“If it’s not about love, then what?”

Connor gave her a satisfied grin. “All the vital components that make a relationship successful, without any of the emotional messiness to drag it down. It’s about respect, caring and commitment. Shared goals and compatible priorities. It’s about treating a marriage like a partnership instead of some romantic fantasy. It’s about two people liking each other.”
Connor's definition also included fidelity and given that they had already demonstrated an abundance of passion between them, I was left thinking, well isn't that love? And, why doesn't he see that?  He's a smart guy. And then, he goes and contradicts himself, in order to convince her to give things a go.
“We’re good together, Megan. It’s not about glass slippers or fairy tales or love at any sight. It’s not about private schools or mutual goals or any of the other things we’ve talked about today. It’s about you and me fitting together. It’s about this feeling of rightness you told me about last night. The one I’ve had since I met you. And I keep seeing signs of it today. Tell me. Tell me you feel it too.
If I had liked Connor better, I think I would have been more able to roll with the plot which essentially was an excuse to get them together so the sparks could fly.

Connor is very definite in what he wants.  He struck me as mercenary, calculating and extremely self-serving. I thought there might be some kind of redemption for him but after about 3/4 of the way through, I realised that the parts where I found  him most annoying, was him being charming and seductive.
“WHAT IN THE HELL do you think you’re doing?” Megan demanded from the far side of the elevator where she stood, hands on hips, eyes boring into him like little embers of hell.

Connor snapped the picture from his phone then slipped the device back into his tux pocket before it ended up incinerated beneath his wife’s fiery glare, or more likely crushed beneath the spike of her sexy glass slipper.

“Documenting our first fight.”

For a moment, all the red-hot rage directed his way turned to utter shock, leaving her sputtering in a way he couldn’t deny he was getting a serious kick out of. But in a blink, she rocketed back to fury, leaning into the space between them, her voice going lethally low. “I can’t believe you did that.”

“Come on, it’s something for the scrapbook. You’ll thank me later.”

“You know good and well I’m not talking about a picture.”
Yeah, he did. The way he knew taking a snap of her when she was this cranked up was probably a move just short of suicide, but like his decision to break his promise to her back in the club, it was one he wouldn’t regret.
In the example above, Connor has disregarded an agreement he made with Megan not to announce their wedding to her cousin on her own wedding day.  Megan didn't want to steal her cousin's thunder.  Connor agreed.  But then he changed his mind.  To add insult to injury, he treats her fury over his disregard of her wishes with amusement.   And, here's the condescension again "You'll thank me later."  Um, no thanks.

I also didn't like his judgment of women which was another thing prevalent in the book.  Like this.

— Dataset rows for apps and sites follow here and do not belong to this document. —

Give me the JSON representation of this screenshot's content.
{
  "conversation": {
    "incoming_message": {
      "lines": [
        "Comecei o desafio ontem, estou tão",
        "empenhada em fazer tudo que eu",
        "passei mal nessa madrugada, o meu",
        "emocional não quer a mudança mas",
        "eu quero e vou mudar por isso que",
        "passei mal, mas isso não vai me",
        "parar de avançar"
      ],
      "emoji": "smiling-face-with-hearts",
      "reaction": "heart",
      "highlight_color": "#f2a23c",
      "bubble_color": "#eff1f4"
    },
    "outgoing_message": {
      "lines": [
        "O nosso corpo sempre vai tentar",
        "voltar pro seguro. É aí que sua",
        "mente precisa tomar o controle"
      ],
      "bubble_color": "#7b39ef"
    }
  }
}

Connor had to have her.

His wife didn’t flaunt it for everyone to see—thank God—but she was the sexiest thing he’d ever laid eyes on.
(my emphasis)

He was always telling Megan what was best for her, manipulating her into agreeing with him, putting himself and his desires first. 

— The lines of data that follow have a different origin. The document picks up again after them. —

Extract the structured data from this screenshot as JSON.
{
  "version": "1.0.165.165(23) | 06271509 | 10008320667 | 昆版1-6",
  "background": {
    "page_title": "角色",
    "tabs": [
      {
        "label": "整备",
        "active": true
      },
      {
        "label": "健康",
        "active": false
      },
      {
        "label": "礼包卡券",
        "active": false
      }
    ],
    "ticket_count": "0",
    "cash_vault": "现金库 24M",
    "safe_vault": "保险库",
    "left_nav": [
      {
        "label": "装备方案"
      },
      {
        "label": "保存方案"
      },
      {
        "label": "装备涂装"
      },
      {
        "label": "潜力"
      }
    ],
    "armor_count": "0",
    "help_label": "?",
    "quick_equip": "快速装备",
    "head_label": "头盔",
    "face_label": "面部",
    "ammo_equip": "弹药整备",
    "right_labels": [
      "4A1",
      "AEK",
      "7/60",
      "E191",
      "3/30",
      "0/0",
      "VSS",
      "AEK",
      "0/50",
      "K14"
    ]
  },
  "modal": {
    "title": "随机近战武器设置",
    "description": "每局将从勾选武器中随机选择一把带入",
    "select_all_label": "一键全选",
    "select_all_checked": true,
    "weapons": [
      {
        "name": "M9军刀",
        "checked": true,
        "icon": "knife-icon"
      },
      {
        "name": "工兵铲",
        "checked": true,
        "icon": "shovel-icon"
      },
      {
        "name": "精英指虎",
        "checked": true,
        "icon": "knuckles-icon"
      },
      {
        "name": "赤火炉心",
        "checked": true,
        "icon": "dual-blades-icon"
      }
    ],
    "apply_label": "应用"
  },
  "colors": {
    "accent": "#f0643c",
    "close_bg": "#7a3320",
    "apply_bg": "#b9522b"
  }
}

What else? I'll read this author again because I enjoyed the writing style and I think I would have liked the book a lot more if I had not developed a dislike of the hero.  But, according to Goodreads, I'm something of an outlier, so YMMV.

Grade: C-


Nicola O. said...

Some heroes you click with, some you just don't... and I think the whole "woke up married" thing is a certain trope that some people must like, but I can't get into it. I tried one called "How to Marry a Matador" (Ginny Baird) and could not get into it AT ALL.

You can't convince me that the heroine is a smart, savvy, has-her-s**t-together heroine when she's waking up married and doesn't remember getting there.

Kaetrin said...

@Nicola - so true - it doesn't reek of savvy does it? :)

I could have rolled with it - I did in Friends for example - but the hero got up my nose and that was it for me!